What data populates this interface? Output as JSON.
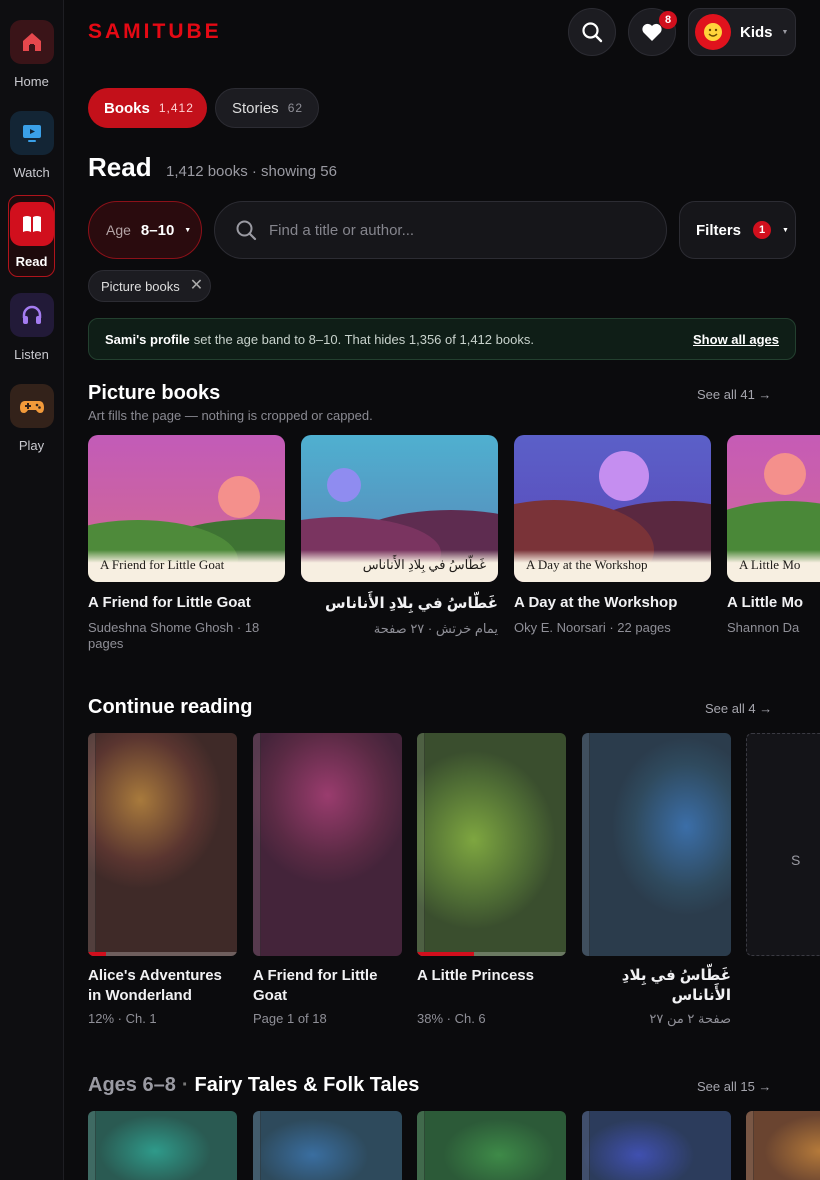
{
  "sidebar": {
    "items": [
      {
        "label": "Home",
        "icon": "home-icon",
        "color": "#e5484d"
      },
      {
        "label": "Watch",
        "icon": "tv-icon",
        "color": "#3aa0e8"
      },
      {
        "label": "Read",
        "icon": "book-icon",
        "color": "#ffffff",
        "active": true
      },
      {
        "label": "Listen",
        "icon": "headphones-icon",
        "color": "#a47cf0"
      },
      {
        "label": "Play",
        "icon": "gamepad-icon",
        "color": "#f29a3a"
      }
    ]
  },
  "header": {
    "brand": "SAMITUBE",
    "favorites_count": "8",
    "profile_name": "Kids"
  },
  "tabs": [
    {
      "label": "Books",
      "count": "1,412",
      "active": true
    },
    {
      "label": "Stories",
      "count": "62",
      "active": false
    }
  ],
  "title": {
    "heading": "Read",
    "summary": "1,412 books · showing 56"
  },
  "filters": {
    "age_label": "Age",
    "age_value": "8–10",
    "search_placeholder": "Find a title or author...",
    "filters_label": "Filters",
    "filters_count": "1",
    "chip_label": "Picture books"
  },
  "notice": {
    "profile": "Sami's profile",
    "message": "set the age band to 8–10. That hides 1,356 of 1,412 books.",
    "action": "Show all ages"
  },
  "picture_books": {
    "title": "Picture books",
    "subtitle": "Art fills the page — nothing is cropped or capped.",
    "see_all": "See all 41 →",
    "items": [
      {
        "cover_text": "A Friend for Little Goat",
        "title": "A Friend for Little Goat",
        "meta": "Sudeshna Shome Ghosh · 18 pages",
        "rtl": false
      },
      {
        "cover_text": "غَطّاسُ في بِلادِ الأَناناس",
        "title": "غَطّاسُ في بِلادِ الأَناناس",
        "meta": "يمام خرتش · ٢٧ صفحة",
        "rtl": true
      },
      {
        "cover_text": "A Day at the Workshop",
        "title": "A Day at the Workshop",
        "meta": "Oky E. Noorsari · 22 pages",
        "rtl": false
      },
      {
        "cover_text": "A Little Mo",
        "title": "A Little Mo",
        "meta": "Shannon Da",
        "rtl": false
      }
    ]
  },
  "continue_reading": {
    "title": "Continue reading",
    "see_all": "See all 4 →",
    "more_label": "S",
    "items": [
      {
        "title": "Alice's Adventures in Wonderland",
        "meta": "12% · Ch. 1",
        "progress": 0.12,
        "rtl": false
      },
      {
        "title": "A Friend for Little Goat",
        "meta": "Page 1 of 18",
        "progress": 0.0,
        "rtl": false
      },
      {
        "title": "A Little Princess",
        "meta": "38% · Ch. 6",
        "progress": 0.38,
        "rtl": false
      },
      {
        "title": "غَطّاسُ في بِلادِ الأَناناس",
        "meta": "صفحة ٢ من ٢٧",
        "progress": 0.0,
        "rtl": true
      }
    ]
  },
  "fairy_tales": {
    "age": "Ages 6–8",
    "separator": "·",
    "name": "Fairy Tales & Folk Tales",
    "see_all": "See all 15 →"
  }
}
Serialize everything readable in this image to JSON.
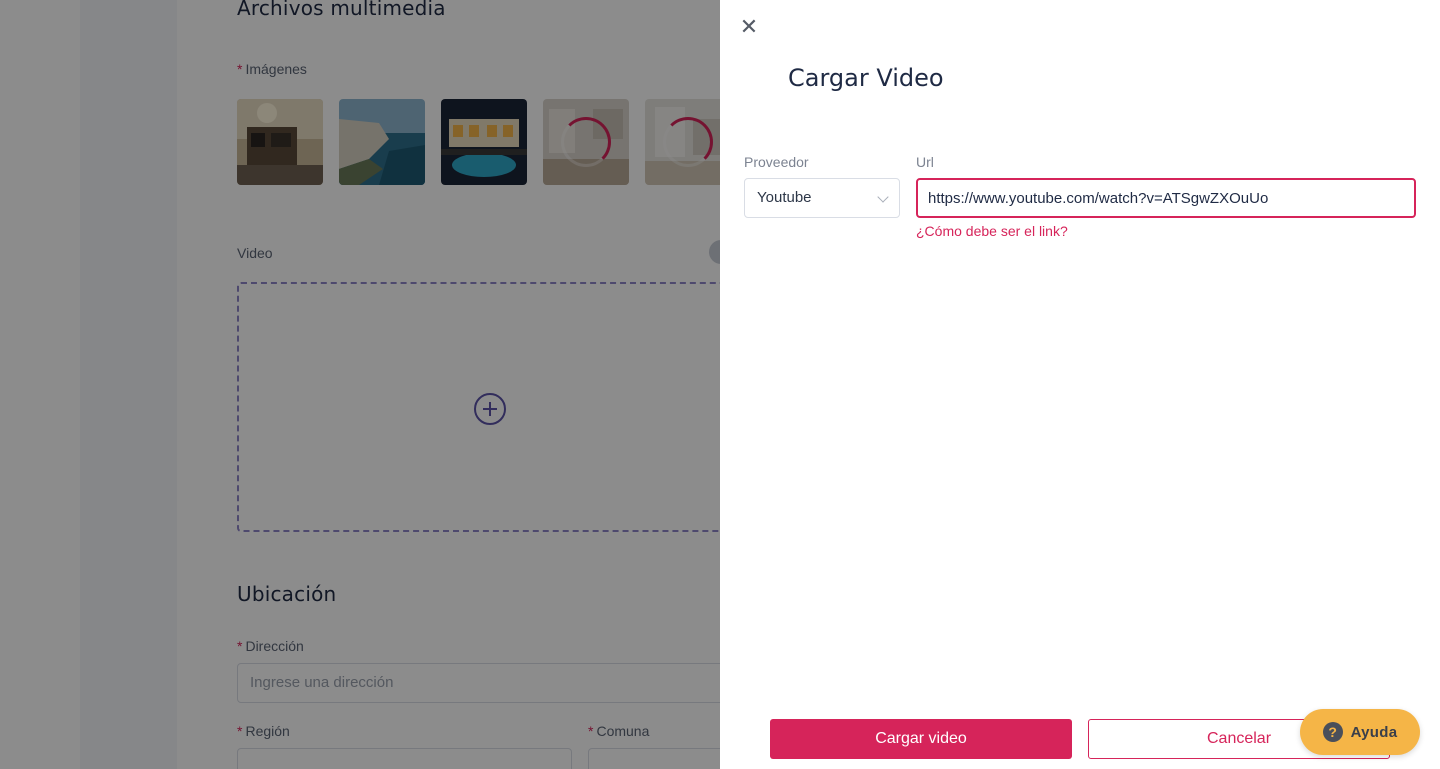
{
  "background": {
    "media_title": "Archivos multimedia",
    "images_label": "Imágenes",
    "video_label": "Video",
    "location_title": "Ubicación",
    "address_label": "Dirección",
    "address_placeholder": "Ingrese una dirección",
    "region_label": "Región",
    "commune_label": "Comuna",
    "required_marker": "*"
  },
  "drawer": {
    "close_icon": "close-icon",
    "title": "Cargar Video",
    "provider_label": "Proveedor",
    "provider_value": "Youtube",
    "url_label": "Url",
    "url_value": "https://www.youtube.com/watch?v=ATSgwZXOuUo",
    "help_link": "¿Cómo debe ser el link?",
    "submit_label": "Cargar video",
    "cancel_label": "Cancelar"
  },
  "help_widget": {
    "label": "Ayuda",
    "icon": "question-icon",
    "glyph": "?"
  },
  "colors": {
    "accent": "#d6245a",
    "help": "#f5b547",
    "title": "#1f2a44"
  }
}
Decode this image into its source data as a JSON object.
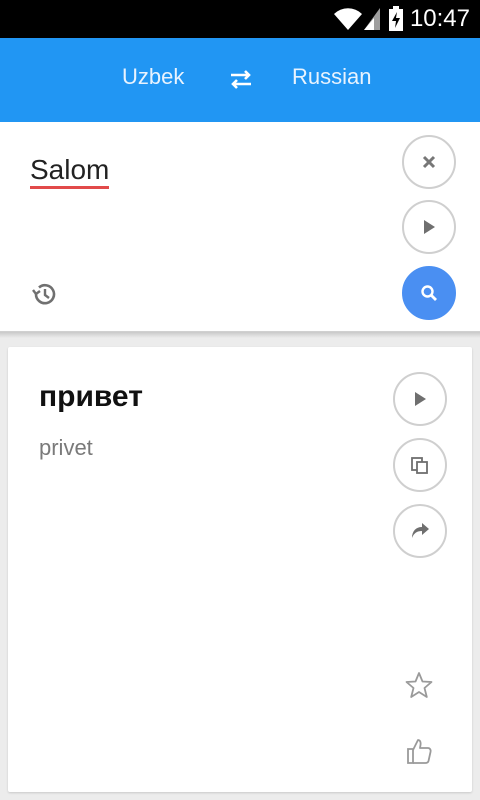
{
  "status_bar": {
    "time": "10:47",
    "icons": [
      "wifi-icon",
      "signal-icon",
      "battery-charging-icon"
    ]
  },
  "app_bar": {
    "source_language": "Uzbek",
    "target_language": "Russian",
    "swap_icon": "swap-arrows-icon"
  },
  "input": {
    "text": "Salom",
    "buttons": [
      "close-icon",
      "play-icon",
      "search-icon"
    ],
    "history_icon": "history-icon"
  },
  "result": {
    "translation": "привет",
    "transliteration": "privet",
    "buttons": [
      "play-icon",
      "copy-icon",
      "share-icon",
      "star-icon",
      "thumbs-up-icon"
    ]
  },
  "colors": {
    "app_bar": "#2196f3",
    "search_button": "#4a8ff2",
    "spellcheck_underline": "#e24a4a"
  }
}
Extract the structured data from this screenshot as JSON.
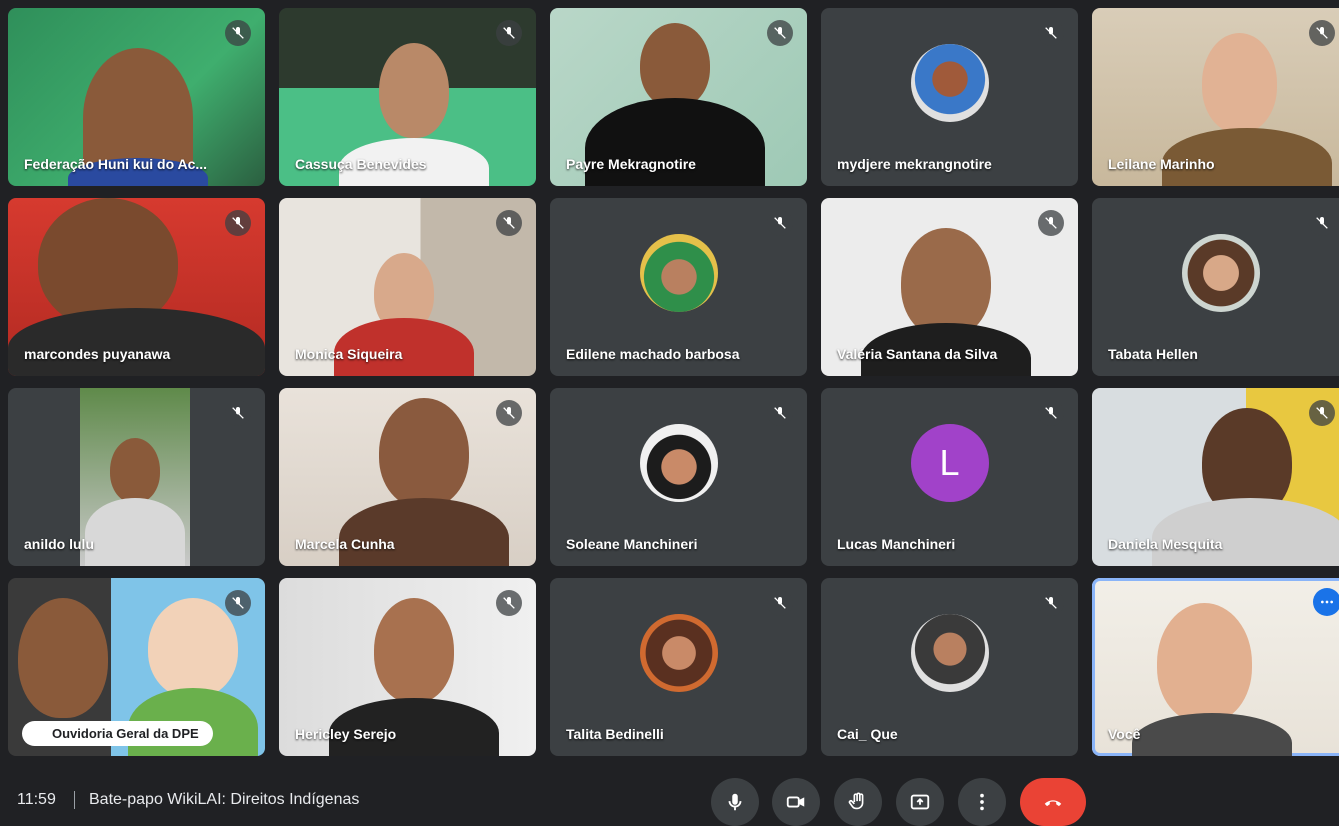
{
  "participants": [
    {
      "name": "Federação Huni kui do Ac...",
      "kind": "video"
    },
    {
      "name": "Cassuça Benevides",
      "kind": "video"
    },
    {
      "name": "Payre Mekragnotire",
      "kind": "video"
    },
    {
      "name": "mydjere mekrangnotire",
      "kind": "avatar"
    },
    {
      "name": "Leilane Marinho",
      "kind": "video"
    },
    {
      "name": "marcondes puyanawa",
      "kind": "video"
    },
    {
      "name": "Monica Siqueira",
      "kind": "video"
    },
    {
      "name": "Edilene machado barbosa",
      "kind": "avatar"
    },
    {
      "name": "Valéria Santana da Silva",
      "kind": "video"
    },
    {
      "name": "Tabata Hellen",
      "kind": "avatar"
    },
    {
      "name": "anildo lulu",
      "kind": "video"
    },
    {
      "name": "Marcela Cunha",
      "kind": "video"
    },
    {
      "name": "Soleane Manchineri",
      "kind": "avatar"
    },
    {
      "name": "Lucas Manchineri",
      "kind": "letter",
      "letter": "L",
      "color": "#a142c9"
    },
    {
      "name": "Daniela Mesquita",
      "kind": "video"
    },
    {
      "name": "Ouvidoria Geral da DPE",
      "kind": "video"
    },
    {
      "name": "Hericley Serejo",
      "kind": "video"
    },
    {
      "name": "Talita Bedinelli",
      "kind": "avatar"
    },
    {
      "name": "Cai_ Que",
      "kind": "avatar"
    },
    {
      "name": "Você",
      "kind": "video"
    }
  ],
  "bottombar": {
    "time": "11:59",
    "meeting_title": "Bate-papo WikiLAI: Direitos Indígenas"
  },
  "icons": {
    "mute": "mic-off-icon",
    "mic": "mic-icon",
    "camera": "camera-icon",
    "raise_hand": "raise-hand-icon",
    "present": "present-icon",
    "more": "more-options-icon",
    "end_call": "end-call-icon"
  },
  "colors": {
    "background": "#202124",
    "tile": "#3c4043",
    "end_call": "#ea4335",
    "active_outline": "#8ab4f8"
  }
}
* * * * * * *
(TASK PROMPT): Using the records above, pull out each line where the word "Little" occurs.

(TASK ANSWER):
        "cover_text": "A Friend for Little Goat",
        "title": "A Friend for Little Goat",
        "cover_text": "A Little Mo",
        "title": "A Little Mo",
        "title": "A Friend for Little Goat",
        "title": "A Little Princess",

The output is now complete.